• 3 "magic" pens can be purchased at Chapters/Indigo or we found these at a Scholastic's book fair. We have since purchased some on eBay or Amazon.

1. Place the questions in piles (or in envelopes taped to the wall) in order of difficulty and set up three stations for the answer cards (if you are using the ones with non-identities). Students will get a card and answer the first 4 questions.
2. Normally we might have students start at different places but because of the fact that there are different identities on each card, students should start at the first envelope.
3. If they are using the set with non-identities, to check their answers, they will go to a station and use the magic pens. Students may decide to do one question at a time and then go check their answer or they may do all 4 and then check. Students are monitoring themselves so they decide. If they get the first 4 right, they have a level of mastery to move themselves to the next card. If not there are more questions on the card until they master that type. You can decide whether you want them to do the other 4 or just do enough to get a total of four correct.
4. As they move through the continuum, the hope is that they reach level 4 which matches the grade 11 curriculum. You may wish to have them do all the questions on that card.
5. The fifth level is set up to challenge students who are moving forward quickly. Here they create their own question.

Note that we have been having some issues with Google Docs reformatting the cards depending on what machine or browser you are using. So you may have to reformat when you make your own copy. For a good version, just use the PDFs.

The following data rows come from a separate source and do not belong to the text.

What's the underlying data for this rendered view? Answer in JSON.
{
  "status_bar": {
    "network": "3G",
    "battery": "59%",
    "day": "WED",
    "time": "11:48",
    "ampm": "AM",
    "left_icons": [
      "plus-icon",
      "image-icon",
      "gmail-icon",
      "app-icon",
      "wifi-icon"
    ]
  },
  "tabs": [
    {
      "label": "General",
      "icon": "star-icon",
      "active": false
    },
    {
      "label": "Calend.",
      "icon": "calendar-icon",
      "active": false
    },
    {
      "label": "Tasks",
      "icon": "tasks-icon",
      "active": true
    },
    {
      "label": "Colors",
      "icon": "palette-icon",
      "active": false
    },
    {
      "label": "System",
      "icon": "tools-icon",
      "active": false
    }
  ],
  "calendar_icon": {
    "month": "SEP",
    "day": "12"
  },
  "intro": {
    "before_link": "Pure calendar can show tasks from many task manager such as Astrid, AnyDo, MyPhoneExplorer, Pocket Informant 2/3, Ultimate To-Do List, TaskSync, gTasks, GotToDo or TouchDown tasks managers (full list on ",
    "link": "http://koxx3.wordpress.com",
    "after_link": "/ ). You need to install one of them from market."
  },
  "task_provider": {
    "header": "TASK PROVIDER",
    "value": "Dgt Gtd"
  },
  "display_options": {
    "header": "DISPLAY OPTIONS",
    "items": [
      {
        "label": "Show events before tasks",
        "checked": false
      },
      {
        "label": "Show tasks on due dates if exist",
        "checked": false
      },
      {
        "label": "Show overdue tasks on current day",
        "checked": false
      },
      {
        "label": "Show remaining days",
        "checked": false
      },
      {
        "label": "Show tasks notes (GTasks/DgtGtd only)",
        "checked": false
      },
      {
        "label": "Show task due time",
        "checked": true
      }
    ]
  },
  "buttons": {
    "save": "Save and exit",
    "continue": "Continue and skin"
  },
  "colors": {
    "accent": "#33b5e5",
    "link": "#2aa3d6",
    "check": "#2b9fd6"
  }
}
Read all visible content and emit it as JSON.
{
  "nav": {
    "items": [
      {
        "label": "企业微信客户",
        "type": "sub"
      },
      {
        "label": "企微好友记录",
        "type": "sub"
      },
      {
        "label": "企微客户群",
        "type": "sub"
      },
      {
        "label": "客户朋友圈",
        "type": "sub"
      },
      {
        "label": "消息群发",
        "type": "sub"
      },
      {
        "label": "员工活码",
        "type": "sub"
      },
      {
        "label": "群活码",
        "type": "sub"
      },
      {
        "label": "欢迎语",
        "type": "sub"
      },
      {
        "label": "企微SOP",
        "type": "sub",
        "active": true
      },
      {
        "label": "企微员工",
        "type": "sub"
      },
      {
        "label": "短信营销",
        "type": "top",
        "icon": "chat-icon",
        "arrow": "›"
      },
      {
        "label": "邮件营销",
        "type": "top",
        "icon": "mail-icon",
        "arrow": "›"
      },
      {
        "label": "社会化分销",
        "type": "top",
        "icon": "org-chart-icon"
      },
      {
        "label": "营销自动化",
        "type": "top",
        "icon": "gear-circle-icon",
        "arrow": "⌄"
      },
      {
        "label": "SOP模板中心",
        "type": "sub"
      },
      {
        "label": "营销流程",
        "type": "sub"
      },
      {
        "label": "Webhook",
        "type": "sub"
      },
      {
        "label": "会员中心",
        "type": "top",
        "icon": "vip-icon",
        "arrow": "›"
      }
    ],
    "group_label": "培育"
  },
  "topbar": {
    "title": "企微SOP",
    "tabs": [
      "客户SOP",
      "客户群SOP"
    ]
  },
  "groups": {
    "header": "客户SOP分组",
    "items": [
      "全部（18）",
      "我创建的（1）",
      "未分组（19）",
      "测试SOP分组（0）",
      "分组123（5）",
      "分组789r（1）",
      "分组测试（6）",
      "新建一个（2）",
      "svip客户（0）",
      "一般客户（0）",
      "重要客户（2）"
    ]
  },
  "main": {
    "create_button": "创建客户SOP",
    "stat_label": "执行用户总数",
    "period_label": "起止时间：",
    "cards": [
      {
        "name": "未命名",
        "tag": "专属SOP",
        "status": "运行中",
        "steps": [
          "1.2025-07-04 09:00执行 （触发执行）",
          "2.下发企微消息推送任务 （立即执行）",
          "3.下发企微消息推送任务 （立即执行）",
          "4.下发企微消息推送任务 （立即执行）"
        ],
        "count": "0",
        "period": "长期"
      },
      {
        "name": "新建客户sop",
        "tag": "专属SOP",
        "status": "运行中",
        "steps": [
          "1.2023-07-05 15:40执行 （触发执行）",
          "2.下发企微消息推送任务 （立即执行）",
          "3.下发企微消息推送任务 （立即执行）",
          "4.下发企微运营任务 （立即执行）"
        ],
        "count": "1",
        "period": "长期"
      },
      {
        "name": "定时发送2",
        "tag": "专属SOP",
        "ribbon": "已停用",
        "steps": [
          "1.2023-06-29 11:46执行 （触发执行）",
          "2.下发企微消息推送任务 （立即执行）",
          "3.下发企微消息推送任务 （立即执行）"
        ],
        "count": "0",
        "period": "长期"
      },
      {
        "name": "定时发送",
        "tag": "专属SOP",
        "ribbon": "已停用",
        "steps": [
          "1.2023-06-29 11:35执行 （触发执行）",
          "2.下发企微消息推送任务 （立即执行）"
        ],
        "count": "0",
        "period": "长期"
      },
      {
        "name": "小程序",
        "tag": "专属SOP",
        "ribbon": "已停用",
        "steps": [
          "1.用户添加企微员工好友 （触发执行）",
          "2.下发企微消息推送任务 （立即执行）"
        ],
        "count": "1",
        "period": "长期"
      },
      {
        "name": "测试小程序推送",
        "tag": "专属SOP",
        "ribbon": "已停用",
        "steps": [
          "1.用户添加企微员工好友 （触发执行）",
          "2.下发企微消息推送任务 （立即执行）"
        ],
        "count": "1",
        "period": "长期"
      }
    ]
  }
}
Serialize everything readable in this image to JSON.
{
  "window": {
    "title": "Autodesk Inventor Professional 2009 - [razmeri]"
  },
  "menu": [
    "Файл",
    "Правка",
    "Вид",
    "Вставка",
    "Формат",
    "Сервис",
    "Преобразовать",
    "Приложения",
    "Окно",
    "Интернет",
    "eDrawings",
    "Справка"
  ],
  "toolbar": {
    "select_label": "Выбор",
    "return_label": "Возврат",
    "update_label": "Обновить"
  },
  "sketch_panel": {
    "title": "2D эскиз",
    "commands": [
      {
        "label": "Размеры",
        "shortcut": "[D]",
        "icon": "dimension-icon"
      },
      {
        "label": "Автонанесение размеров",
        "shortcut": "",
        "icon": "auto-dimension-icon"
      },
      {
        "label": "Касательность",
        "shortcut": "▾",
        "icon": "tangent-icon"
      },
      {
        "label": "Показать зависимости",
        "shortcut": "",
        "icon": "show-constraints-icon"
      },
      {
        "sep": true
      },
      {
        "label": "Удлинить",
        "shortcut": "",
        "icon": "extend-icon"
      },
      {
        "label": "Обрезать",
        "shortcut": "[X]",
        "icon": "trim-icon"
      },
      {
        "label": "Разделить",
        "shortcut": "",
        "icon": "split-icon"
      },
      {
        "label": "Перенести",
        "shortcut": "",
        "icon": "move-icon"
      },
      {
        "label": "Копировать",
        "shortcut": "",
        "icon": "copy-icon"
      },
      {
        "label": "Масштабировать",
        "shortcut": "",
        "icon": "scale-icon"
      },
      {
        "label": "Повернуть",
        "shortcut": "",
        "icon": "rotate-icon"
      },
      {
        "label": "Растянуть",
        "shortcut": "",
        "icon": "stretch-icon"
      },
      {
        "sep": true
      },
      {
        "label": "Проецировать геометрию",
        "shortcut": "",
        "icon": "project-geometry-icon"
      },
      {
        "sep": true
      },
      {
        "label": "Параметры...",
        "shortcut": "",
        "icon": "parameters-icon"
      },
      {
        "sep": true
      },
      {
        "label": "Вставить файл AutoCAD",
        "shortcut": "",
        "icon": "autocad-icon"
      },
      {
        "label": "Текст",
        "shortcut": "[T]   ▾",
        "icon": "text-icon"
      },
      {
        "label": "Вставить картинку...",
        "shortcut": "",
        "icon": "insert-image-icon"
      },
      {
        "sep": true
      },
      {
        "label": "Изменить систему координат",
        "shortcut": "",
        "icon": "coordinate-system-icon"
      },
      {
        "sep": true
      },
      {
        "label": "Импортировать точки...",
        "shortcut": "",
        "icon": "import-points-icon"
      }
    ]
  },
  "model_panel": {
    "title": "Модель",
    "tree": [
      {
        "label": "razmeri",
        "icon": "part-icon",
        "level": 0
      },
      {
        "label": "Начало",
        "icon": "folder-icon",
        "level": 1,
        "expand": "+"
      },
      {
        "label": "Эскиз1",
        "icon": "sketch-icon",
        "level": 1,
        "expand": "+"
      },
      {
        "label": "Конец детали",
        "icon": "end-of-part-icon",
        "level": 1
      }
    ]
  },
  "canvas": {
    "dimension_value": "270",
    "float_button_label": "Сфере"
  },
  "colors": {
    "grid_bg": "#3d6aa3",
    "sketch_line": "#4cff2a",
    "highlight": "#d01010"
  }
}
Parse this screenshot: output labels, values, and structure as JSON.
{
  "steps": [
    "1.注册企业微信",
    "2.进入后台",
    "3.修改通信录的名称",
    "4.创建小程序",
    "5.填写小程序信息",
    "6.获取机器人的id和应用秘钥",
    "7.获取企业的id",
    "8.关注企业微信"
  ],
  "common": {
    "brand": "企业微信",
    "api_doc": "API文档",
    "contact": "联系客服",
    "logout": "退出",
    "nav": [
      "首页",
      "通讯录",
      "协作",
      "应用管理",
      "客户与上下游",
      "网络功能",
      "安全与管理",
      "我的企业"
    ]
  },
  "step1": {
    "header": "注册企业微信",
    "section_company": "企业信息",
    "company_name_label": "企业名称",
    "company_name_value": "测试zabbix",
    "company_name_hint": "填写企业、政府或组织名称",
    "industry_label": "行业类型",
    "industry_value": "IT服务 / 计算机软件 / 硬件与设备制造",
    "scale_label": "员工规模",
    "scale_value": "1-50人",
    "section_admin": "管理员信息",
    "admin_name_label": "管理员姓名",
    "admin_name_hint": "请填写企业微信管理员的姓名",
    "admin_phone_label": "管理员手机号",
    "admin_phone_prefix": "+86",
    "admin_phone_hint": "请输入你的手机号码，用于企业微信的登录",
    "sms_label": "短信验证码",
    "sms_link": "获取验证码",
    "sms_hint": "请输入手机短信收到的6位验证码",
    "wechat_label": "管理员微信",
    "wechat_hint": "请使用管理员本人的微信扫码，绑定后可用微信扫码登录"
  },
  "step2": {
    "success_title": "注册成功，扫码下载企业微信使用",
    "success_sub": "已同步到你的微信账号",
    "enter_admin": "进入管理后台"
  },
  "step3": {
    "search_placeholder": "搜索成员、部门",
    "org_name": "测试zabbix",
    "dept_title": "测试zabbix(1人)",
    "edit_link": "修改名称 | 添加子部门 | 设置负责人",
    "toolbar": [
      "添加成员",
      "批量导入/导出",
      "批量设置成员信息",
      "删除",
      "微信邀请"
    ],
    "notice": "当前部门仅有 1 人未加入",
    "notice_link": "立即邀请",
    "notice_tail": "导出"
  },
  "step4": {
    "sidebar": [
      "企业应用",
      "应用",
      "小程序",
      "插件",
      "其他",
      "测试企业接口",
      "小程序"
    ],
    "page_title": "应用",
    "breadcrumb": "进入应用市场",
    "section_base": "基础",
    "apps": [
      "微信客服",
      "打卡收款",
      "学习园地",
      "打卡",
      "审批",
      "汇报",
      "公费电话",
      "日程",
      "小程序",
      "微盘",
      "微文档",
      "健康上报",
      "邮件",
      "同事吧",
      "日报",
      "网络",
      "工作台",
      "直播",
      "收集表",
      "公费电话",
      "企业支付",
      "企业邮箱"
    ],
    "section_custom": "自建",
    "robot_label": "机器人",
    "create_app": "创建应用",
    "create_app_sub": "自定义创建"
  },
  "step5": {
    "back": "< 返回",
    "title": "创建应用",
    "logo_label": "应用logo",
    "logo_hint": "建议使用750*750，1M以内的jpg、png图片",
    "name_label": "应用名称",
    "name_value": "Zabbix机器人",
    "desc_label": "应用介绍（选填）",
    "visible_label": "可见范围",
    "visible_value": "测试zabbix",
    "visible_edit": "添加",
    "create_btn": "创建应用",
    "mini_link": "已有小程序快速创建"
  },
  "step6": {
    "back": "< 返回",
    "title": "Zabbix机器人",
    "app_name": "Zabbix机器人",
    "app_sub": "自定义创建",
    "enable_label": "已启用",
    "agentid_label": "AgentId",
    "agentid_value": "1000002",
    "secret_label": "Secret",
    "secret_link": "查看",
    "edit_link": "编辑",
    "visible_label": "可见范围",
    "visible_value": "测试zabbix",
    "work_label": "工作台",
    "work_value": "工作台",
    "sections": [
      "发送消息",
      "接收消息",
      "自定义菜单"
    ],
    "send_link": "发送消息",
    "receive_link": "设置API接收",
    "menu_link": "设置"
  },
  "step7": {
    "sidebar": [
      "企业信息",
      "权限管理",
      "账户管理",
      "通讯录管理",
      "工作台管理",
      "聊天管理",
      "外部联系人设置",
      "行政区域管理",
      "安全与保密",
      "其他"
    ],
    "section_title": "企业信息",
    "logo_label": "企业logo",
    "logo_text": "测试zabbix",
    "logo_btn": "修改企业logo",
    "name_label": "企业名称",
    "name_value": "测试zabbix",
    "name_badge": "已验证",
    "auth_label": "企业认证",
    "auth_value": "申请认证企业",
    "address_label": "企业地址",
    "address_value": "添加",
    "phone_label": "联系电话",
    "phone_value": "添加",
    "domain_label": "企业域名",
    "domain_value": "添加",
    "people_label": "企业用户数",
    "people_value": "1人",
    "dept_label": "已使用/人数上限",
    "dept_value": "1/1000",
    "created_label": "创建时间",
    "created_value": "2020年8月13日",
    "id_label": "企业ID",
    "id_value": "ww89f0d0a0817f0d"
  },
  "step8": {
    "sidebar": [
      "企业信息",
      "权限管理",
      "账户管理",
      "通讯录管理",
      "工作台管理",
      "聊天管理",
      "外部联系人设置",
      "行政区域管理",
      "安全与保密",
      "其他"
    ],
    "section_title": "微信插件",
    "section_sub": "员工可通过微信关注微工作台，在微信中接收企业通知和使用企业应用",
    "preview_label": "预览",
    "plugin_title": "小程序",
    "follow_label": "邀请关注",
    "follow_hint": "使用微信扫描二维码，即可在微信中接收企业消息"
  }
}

Did you use this activity? Do you have a way to make it better? If so tell us in the comment section. Thanks